A lottery is an organized game where a group of numbers or symbols are drawn to win a prize. Its popularity has inspired other forms of gambling, including slot machines and video poker. Lotteries are common in many countries, raising funds for a wide variety of public uses, from roads and parks to medical research and education. Despite its success, the lottery has several serious problems. First, its promotion of gambling has a negative impact on the poor and problem gamblers. Second, it can be at cross-purposes with the state’s other responsibilities. Third, it is not a suitable form of taxation for small states.

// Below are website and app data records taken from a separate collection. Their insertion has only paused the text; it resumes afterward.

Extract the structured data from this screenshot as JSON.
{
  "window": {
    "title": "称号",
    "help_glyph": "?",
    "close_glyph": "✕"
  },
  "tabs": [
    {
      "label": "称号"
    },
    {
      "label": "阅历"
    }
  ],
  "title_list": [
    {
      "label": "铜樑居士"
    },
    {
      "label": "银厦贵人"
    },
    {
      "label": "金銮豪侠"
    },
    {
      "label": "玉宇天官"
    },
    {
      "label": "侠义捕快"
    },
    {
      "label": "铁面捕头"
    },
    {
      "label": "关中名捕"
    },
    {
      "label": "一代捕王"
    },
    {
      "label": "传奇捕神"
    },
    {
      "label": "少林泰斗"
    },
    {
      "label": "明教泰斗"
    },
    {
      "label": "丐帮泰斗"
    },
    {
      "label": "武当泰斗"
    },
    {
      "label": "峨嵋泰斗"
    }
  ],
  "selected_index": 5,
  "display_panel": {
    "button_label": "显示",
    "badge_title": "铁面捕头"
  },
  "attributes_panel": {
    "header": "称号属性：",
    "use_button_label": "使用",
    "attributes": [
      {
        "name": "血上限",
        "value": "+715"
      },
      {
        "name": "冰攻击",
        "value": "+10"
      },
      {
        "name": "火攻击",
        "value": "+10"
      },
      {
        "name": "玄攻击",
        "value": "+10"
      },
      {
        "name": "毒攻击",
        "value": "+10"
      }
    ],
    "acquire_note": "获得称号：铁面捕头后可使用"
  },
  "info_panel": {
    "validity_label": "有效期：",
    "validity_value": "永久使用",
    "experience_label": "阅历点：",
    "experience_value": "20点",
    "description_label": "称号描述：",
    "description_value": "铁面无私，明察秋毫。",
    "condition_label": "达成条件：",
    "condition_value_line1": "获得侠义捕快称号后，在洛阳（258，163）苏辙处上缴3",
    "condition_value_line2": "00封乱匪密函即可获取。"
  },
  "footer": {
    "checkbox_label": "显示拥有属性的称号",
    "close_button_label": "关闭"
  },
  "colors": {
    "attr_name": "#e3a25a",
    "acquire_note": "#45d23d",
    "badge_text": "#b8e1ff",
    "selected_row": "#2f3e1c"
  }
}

A typical lottery consists of a pool of money for which prizes are offered, a mechanism to record stakes and the identities of the bettors, and some means of choosing winners. Usually the pool of money is shared by several winners, with a percentage of the total going to expenses and profits for the lottery organizers and a smaller portion paid as prizes.
The best way to improve your chances of winning the lottery is to buy more tickets. Avoid picking numbers that are close together or those that end with the same digit. Instead, try to choose a mix of different patterns. Also, remember that all combinations have the same chance of being chosen.
Another strategy is to learn about combinatorial math and probability theory to identify dominant groups. Then, you can make better choices and increase your success-to-failure ratio. This is what Romanian mathematician Stefan Mandel did when he won the lottery 14 times. He gathered investors and bought enough tickets to cover all possible combinations, increasing his odds of winning.